He is one of the handful of really first-rate sculptors of his generation,” says Brett Waller about the artist Peter Shelton. Waller, director emeritus of the Indianapolis Museum of Art, has just finished curating the first exhibition of Shelton’s work in Indianapolis since 1987 at the Herron Galleries at IUPUI’s Herron School of Art and Design. “godspipes,” a collection of 143 translucent fiberglass and lead forms that Shelton created in the 1990s, will open with a public reception, featuring a talk by Shelton March 21 from 5-8 p.m. Shelton will speak at 6:30 p.m.
Shelton, who is now in his 50s, has been said to work in the tradition of Henry Moore. His work has also been compared to contemporaries Martin Puryear and Tony Cragg. “All came of age in the period of Minimalism,” Waller says, “and all opted for something more nearly figurative, with some narrative content.”

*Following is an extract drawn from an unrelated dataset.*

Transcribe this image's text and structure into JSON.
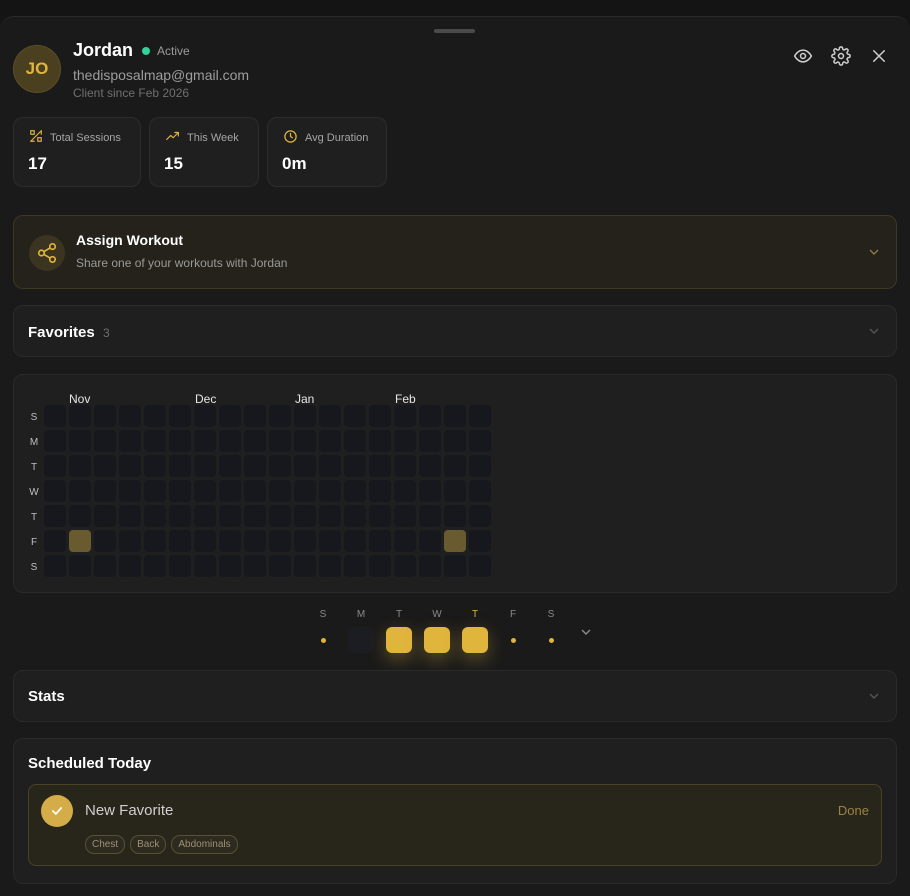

Waller and Shelton have also been linked locally through Waller’s leadership of the committee charged with commissioning artists to create work for the expanded Central Library. That committee chose Shelton to create works of cast bronze for the two pedestals that have remained unadorned since the original building’s completion. As William Taylor, a library board member, said in 1917: “I hope that the public will not come to think of this new library as entirely complete until the two great pedestals on the south side are occupied.”
To which Waller adds, “It’s obvious this is like a stage set waiting for the actors.”
Shelton has created two complementary pieces, “Tall Man” and “Little Bird,” to enliven the library’s south-facing façade. The sculptures, paid for with private funds, are scheduled to be installed in August or September.
The exhibit at Herron will be up through April 27. For information, call 317-278-9418.